Source records:
■ ■ ■

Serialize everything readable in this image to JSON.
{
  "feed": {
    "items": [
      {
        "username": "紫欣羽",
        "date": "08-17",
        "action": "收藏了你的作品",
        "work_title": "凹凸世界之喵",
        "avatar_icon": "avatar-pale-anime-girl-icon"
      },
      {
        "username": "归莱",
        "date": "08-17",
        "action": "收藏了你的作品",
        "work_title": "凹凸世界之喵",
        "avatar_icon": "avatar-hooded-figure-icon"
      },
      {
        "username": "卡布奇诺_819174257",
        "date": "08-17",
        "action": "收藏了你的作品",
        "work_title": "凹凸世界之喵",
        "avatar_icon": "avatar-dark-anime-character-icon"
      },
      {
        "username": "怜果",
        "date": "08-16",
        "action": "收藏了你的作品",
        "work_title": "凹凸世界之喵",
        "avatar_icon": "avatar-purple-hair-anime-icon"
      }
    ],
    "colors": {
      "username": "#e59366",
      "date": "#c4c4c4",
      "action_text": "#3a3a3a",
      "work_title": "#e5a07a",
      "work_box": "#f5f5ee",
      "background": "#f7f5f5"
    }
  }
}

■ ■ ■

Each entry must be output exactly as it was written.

Serialize everything readable in this image to JSON.
{
  "feed": {
    "items": [
      {
        "username": "紫欣羽",
        "date": "08-17",
        "action": "收藏了你的作品",
        "work_title": "凹凸世界之喵",
        "avatar_icon": "avatar-pale-anime-girl-icon"
      },
      {
        "username": "归莱",
        "date": "08-17",
        "action": "收藏了你的作品",
        "work_title": "凹凸世界之喵",
        "avatar_icon": "avatar-hooded-figure-icon"
      },
      {
        "username": "卡布奇诺_819174257",
        "date": "08-17",
        "action": "收藏了你的作品",
        "work_title": "凹凸世界之喵",
        "avatar_icon": "avatar-dark-anime-character-icon"
      },
      {
        "username": "怜果",
        "date": "08-16",
        "action": "收藏了你的作品",
        "work_title": "凹凸世界之喵",
        "avatar_icon": "avatar-purple-hair-anime-icon"
      }
    ],
    "colors": {
      "username": "#e59366",
      "date": "#c4c4c4",
      "action_text": "#3a3a3a",
      "work_title": "#e5a07a",
      "work_box": "#f5f5ee",
      "background": "#f7f5f5"
    }
  }
}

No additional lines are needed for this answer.